And of course do not forget to remove the boresighter from a firearm before you begin shooting the weapon. While this step might be hard to overlook with a handgun, a shooter with a rifle mounted on platform just might forget that his or her barrel is obstructed. The result will be a ruined boresighter in the best case scenario, and a badly injured shooter in a more serious situation.
A Brief History Of Boresighting
Use of a boresighter is hardly limited to the shooter hoping to get his or her rifle zeroed in before the hunting season or before a shooting competition, and it is hardly a recently developed technique, either.
In fact, rudimentary bore sighting was first practiced centuries ago by musketeers and cannon crews attempting to get the best aim out of inherently inaccurate weapons. In the early years of the firearm, the issue was less often if a weapon's sights were accurate, but rather whether or not its barrel was anywhere near to being straight.
Bore sighting is also a necessity for proper accuracy with the large weaponry built into military vehicles. This includes everything from a fighter aircraft to an attack helicopter to the main gun of a battle tank. Bore sighting was as necessary a step for the planes flying the skies over war torn World War II as it is for the advanced vehicles prowling the air and the ground in today's battlefield.

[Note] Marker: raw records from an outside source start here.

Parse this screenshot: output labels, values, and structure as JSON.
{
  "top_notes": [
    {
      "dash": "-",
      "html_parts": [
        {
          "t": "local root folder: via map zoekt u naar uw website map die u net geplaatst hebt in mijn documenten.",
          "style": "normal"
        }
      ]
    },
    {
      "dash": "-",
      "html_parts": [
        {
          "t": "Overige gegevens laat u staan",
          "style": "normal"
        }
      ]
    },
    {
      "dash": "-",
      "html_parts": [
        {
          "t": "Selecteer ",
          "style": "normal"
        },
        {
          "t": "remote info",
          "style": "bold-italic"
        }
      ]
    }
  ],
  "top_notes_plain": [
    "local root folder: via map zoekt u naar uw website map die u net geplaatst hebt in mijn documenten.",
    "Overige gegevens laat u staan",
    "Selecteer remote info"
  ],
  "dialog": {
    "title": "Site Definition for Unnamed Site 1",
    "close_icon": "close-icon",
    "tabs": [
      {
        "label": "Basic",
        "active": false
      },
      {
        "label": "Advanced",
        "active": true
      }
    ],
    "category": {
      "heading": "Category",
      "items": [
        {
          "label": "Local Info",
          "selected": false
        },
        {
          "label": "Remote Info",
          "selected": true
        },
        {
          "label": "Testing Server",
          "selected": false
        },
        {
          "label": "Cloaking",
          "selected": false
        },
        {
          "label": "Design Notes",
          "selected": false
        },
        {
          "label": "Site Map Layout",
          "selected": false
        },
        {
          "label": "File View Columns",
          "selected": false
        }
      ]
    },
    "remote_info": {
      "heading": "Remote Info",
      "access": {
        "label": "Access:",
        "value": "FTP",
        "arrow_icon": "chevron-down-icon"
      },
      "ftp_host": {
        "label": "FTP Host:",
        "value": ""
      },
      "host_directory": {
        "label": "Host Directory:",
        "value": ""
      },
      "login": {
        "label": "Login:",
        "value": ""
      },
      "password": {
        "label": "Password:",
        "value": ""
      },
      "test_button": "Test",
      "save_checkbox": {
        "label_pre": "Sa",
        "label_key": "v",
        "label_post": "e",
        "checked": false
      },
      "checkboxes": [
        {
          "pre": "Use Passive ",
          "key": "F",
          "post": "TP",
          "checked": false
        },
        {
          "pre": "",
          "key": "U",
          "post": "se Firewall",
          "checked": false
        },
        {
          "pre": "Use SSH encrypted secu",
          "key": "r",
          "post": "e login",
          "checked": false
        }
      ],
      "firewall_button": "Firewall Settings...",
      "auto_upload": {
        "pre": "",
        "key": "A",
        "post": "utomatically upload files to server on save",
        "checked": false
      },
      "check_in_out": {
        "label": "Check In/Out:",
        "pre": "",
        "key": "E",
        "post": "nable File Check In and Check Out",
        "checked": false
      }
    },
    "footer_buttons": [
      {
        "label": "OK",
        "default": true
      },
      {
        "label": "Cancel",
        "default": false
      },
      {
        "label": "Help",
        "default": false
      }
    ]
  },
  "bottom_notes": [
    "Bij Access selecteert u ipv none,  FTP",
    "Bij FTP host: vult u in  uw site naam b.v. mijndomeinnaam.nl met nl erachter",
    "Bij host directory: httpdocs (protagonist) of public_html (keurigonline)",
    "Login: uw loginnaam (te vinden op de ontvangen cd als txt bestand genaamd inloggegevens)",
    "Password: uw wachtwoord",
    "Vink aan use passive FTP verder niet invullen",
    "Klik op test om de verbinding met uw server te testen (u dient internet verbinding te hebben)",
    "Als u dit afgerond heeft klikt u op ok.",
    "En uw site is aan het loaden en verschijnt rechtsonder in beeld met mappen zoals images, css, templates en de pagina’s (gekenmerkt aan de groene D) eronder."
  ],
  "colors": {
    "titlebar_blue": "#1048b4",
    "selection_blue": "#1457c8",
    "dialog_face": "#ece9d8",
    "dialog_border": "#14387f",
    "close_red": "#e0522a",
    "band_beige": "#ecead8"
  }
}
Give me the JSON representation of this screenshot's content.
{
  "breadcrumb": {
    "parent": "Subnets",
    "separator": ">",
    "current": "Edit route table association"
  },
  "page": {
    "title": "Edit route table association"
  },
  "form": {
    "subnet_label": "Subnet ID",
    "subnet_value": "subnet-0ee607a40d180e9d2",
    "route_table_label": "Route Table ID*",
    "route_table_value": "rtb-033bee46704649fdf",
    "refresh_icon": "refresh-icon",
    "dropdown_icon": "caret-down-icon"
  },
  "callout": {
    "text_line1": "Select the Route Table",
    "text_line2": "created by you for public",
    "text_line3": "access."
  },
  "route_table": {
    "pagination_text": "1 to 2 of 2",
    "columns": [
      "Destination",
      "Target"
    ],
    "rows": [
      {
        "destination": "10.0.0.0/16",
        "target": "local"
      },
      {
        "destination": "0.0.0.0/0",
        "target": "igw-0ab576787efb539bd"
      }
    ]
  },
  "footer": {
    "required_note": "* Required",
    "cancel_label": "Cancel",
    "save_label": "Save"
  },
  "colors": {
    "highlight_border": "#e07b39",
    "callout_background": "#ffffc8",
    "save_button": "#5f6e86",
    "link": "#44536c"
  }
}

And even today, most bore sighting is conducted by a person physically inserting a boresighting device into the barrel (also known as the bore, of course) of a gun or cannon.